Nicely rounding out the cast, Kerry Knuppe (The Woman), Sara Young Chandler  (Ms. Forsythe) and Emily Anna Bell (as Letta/Jenny).

by Arthur Miller
8pm Fridays and Saturdays
2pm on Sundays 
Through August 4, 2019
No performances July 12 - 14
Ruskin Group Theatre
 3000 Airport Avenue
Santa Monica, CA 90405
Tickets and Information
(310) 397-3244

Sunday, June 16, 2019


Bestseller by Peter Quilter fits nicely into the long time home of producer / Artistic Director caryn desai's Long Beach International City Theatre, in the Beverly O'Neill Theatre. 

Eric M. Myrick, Wendy Worthington,
Alexandra Ruth Wright and Ian McQuown
Photo by Tracey Roman

Christopher Scott Murillo's well appointed 'Sprawling living room' features a wonderful clickety clacking manual typewriter wielded by   Damien (Ian McQuown) who has come for a stay by the lake in search of inspiration for his noirish and bloody tales.  Maureen Sprawling (the ever lovely Wendy Worthington) maintains her home alone after the strange disappearance of Mr. Sprawling years ago. It's a retreat for writers.  Bodice ripping romance writer, Shelley (Alexandra Ruth Wright) is unabashedly sexy and appreciates Alex, the newcomer (Eric Myrick) who arrives soaked to the skin and somewhat unprepared for his visit.
The use of the conceit or the 'device' in theatre is always interesting... when it works.
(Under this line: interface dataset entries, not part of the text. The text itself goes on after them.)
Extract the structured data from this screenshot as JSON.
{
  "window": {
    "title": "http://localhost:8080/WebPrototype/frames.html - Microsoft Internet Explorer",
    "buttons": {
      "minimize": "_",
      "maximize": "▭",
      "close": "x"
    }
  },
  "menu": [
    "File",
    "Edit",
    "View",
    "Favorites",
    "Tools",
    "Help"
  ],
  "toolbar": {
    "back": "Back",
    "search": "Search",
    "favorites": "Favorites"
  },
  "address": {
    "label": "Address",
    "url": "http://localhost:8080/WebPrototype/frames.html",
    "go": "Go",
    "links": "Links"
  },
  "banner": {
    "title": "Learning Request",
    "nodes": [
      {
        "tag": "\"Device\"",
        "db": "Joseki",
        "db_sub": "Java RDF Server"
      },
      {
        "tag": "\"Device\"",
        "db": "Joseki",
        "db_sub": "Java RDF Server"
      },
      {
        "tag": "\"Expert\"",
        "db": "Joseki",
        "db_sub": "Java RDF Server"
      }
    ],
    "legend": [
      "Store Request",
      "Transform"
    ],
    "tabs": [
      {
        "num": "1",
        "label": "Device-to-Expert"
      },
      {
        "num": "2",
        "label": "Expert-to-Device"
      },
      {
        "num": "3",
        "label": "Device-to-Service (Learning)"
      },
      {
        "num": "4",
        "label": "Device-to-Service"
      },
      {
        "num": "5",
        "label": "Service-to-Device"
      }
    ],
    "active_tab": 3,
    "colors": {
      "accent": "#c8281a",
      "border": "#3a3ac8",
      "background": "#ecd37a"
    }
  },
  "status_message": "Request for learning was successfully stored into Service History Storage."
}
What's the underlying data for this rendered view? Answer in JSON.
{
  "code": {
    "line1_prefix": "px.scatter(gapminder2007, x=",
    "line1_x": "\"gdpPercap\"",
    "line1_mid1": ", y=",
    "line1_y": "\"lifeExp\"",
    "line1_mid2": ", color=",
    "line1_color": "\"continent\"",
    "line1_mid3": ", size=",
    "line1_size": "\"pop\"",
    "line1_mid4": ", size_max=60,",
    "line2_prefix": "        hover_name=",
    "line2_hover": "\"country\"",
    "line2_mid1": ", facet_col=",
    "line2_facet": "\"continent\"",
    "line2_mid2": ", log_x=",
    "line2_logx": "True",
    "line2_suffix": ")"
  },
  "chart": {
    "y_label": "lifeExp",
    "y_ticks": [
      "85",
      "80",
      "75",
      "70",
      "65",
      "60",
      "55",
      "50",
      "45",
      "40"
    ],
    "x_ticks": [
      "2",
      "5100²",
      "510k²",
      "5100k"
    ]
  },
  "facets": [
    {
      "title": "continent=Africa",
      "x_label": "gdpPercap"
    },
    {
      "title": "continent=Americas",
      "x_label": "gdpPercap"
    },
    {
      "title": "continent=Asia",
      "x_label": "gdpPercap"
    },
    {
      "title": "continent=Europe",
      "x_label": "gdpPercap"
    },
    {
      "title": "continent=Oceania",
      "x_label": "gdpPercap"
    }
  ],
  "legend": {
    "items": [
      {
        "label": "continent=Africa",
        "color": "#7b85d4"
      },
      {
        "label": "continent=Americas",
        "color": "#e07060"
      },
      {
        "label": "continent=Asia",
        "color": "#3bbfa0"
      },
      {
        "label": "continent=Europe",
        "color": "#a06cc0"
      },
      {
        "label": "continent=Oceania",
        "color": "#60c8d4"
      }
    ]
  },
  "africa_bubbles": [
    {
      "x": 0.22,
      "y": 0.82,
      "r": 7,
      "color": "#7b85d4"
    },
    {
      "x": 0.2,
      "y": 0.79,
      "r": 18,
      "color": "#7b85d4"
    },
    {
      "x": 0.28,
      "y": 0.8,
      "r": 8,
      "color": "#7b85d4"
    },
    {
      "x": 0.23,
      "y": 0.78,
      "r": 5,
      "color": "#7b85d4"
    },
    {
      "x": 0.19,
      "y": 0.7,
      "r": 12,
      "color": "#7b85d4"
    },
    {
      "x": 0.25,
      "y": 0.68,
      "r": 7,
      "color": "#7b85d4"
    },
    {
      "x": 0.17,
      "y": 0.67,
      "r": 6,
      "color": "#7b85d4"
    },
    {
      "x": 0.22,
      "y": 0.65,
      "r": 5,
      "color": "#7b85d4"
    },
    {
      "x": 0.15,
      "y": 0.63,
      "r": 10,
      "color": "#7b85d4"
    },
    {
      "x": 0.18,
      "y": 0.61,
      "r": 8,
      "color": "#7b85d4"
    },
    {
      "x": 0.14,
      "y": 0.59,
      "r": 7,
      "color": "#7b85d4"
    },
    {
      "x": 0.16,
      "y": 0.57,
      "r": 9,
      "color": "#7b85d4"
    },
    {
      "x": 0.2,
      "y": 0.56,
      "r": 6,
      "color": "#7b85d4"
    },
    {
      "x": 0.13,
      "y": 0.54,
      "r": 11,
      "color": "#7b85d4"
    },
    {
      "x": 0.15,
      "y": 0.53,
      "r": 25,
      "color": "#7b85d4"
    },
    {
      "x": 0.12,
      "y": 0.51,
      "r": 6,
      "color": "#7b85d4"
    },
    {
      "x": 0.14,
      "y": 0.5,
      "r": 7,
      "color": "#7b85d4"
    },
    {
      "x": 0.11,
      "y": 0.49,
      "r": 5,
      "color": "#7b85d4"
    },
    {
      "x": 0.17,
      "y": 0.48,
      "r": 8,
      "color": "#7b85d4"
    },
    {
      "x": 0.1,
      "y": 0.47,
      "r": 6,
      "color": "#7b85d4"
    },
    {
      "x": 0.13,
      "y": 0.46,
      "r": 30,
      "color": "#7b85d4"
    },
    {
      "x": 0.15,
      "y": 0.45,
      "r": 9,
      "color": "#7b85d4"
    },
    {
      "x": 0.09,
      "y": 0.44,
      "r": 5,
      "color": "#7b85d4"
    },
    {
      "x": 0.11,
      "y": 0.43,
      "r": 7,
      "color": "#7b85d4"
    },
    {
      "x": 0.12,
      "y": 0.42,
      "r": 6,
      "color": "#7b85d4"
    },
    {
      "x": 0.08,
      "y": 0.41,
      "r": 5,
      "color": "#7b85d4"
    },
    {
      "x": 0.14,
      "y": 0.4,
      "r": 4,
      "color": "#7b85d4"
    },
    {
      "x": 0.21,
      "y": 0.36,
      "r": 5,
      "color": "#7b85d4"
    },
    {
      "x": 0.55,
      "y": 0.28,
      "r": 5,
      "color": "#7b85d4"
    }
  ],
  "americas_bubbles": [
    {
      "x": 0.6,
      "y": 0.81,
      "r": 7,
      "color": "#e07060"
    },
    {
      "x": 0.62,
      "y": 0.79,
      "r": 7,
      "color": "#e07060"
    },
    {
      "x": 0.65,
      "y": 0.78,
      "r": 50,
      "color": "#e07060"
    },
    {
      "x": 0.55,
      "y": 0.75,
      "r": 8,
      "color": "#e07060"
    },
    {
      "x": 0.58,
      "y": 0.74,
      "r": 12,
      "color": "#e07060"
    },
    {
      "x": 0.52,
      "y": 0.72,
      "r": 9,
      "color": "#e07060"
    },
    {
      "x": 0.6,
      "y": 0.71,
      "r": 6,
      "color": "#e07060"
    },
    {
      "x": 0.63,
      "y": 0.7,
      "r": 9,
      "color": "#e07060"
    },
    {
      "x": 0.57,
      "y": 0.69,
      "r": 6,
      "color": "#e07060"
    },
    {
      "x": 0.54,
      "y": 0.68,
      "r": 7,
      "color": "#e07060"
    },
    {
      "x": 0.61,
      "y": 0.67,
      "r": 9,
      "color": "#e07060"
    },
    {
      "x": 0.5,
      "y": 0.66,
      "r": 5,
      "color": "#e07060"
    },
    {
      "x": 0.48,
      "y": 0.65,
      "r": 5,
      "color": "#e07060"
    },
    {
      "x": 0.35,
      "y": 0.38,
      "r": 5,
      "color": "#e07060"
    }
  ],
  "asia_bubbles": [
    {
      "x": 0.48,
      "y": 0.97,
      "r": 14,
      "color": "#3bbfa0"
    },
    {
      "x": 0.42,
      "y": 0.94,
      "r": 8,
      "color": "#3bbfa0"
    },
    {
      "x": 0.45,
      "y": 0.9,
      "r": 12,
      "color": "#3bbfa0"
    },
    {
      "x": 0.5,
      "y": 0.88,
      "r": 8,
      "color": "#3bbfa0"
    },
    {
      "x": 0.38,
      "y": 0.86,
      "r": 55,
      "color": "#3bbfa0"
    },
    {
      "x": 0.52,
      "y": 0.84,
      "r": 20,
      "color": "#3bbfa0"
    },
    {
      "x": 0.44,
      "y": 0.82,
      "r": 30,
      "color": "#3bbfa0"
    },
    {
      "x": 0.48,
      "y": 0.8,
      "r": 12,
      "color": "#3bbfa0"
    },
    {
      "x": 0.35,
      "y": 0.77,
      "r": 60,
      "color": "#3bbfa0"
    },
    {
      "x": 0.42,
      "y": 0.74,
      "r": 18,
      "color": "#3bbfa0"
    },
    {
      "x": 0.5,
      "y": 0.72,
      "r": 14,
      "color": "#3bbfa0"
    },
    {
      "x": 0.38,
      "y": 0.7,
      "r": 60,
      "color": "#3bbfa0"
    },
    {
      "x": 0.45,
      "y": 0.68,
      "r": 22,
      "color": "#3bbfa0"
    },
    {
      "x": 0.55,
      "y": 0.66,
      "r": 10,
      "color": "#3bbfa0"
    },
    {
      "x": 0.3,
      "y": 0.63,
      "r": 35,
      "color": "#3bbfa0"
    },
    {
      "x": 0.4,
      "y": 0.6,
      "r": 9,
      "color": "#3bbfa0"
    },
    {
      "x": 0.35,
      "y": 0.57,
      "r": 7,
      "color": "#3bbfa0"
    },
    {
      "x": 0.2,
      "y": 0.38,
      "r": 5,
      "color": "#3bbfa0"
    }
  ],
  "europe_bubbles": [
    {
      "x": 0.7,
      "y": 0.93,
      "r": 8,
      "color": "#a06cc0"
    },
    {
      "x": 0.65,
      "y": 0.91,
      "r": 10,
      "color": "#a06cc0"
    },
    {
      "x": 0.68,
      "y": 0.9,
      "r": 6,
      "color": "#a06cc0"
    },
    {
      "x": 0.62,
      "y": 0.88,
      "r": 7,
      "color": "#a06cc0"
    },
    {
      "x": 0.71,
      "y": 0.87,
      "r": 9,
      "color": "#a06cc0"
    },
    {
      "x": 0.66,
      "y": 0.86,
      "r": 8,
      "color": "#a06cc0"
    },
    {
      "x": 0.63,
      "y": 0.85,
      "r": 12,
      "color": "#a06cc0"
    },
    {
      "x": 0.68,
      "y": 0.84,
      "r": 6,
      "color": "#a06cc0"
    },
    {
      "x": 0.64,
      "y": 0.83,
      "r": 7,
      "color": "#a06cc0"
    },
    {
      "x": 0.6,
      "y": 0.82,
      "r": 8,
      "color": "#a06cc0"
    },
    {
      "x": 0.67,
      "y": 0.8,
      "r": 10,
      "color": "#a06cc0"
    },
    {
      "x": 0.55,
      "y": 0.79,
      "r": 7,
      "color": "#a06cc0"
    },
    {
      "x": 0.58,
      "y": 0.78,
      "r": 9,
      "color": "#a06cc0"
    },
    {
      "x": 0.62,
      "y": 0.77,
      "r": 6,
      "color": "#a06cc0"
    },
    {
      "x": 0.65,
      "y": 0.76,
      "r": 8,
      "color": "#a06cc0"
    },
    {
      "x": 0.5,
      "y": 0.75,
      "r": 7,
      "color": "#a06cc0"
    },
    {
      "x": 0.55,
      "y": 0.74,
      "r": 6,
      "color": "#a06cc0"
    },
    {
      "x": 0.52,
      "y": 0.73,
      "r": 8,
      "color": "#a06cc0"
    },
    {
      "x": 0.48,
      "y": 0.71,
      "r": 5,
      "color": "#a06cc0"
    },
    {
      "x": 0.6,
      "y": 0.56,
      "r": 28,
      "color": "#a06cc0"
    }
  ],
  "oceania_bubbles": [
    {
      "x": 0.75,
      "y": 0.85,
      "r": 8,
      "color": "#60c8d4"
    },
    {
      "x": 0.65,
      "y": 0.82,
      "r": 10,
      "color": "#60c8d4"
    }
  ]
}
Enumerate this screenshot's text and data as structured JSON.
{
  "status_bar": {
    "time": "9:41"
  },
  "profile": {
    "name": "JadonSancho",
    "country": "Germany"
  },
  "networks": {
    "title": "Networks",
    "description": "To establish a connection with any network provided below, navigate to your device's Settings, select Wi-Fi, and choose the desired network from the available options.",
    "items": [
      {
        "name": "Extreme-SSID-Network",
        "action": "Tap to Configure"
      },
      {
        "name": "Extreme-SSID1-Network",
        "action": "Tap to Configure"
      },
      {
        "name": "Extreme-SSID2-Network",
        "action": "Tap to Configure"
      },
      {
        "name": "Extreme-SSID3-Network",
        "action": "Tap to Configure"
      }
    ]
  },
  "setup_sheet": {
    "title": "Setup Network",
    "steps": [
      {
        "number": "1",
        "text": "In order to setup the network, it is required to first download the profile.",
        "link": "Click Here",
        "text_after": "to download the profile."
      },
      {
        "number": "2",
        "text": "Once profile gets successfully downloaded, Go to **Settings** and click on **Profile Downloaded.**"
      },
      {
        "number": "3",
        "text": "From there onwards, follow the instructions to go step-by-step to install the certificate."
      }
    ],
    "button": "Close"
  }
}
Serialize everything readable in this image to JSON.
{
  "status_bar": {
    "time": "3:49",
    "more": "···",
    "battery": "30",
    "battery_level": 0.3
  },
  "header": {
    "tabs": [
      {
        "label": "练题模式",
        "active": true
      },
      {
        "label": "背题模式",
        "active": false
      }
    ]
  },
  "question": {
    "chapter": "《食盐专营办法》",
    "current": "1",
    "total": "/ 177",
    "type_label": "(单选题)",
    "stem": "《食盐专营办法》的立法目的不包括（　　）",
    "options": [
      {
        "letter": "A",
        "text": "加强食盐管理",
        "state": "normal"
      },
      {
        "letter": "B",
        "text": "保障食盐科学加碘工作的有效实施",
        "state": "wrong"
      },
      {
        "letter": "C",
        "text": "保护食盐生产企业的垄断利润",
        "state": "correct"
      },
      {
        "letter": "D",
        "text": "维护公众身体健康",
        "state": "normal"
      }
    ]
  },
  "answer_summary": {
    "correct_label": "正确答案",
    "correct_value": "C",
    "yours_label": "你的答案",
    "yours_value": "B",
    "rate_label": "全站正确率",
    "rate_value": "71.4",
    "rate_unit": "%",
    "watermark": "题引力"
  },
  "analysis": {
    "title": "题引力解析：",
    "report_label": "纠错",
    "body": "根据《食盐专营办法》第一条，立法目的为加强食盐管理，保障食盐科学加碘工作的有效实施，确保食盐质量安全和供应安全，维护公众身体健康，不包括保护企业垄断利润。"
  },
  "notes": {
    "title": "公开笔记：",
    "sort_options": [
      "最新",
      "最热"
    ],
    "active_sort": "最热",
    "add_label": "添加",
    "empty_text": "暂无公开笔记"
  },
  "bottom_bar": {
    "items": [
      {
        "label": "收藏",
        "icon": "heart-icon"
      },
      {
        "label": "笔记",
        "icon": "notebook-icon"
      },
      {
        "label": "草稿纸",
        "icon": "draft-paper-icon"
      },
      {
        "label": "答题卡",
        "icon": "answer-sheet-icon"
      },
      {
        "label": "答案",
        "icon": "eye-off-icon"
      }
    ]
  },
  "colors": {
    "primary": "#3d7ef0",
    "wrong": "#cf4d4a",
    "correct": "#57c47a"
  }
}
Thanks to Male Ensemble and Female Ensemble (Sam Spanjian and Julie Davis) who appear to literally bring to life some of the stories written by  the visiting authors, we have High Drama within the drama, which director Jane Page stages in ways that are painful to the necks of the audience. The ensemble actors are tasked to outact the characters within the context of the play. Given the conceit that it's all just a roaring farce, it's acceptable, but is sometimes difficult to bear. Histrionics as the writers' characters come to life is  appropriately over the top. The choice for the setting to be somewhere that folks have English accents is a choice that  made some of the dialogue difficult to understand. But, the show moves a pace and there are moments of pure fun. 

BESTSELLER A World Premiere
by Peter Quilter 
Directed by Jane Page
Long Beach Performing Arts Center
330 East Seaside Way
Long Beach, CA 90802

• Thursdays at 8 p.m
June 20, June 27
• Fridays at 8 p.m.: 
June 14, 2019 (Opening Night), 
June 21, June 28
• Saturdays at 8 p.m.: June 15, June 22, June 29
• Sundays at 2 p.m.: June 16, June 23, June 30 
Tickets and information: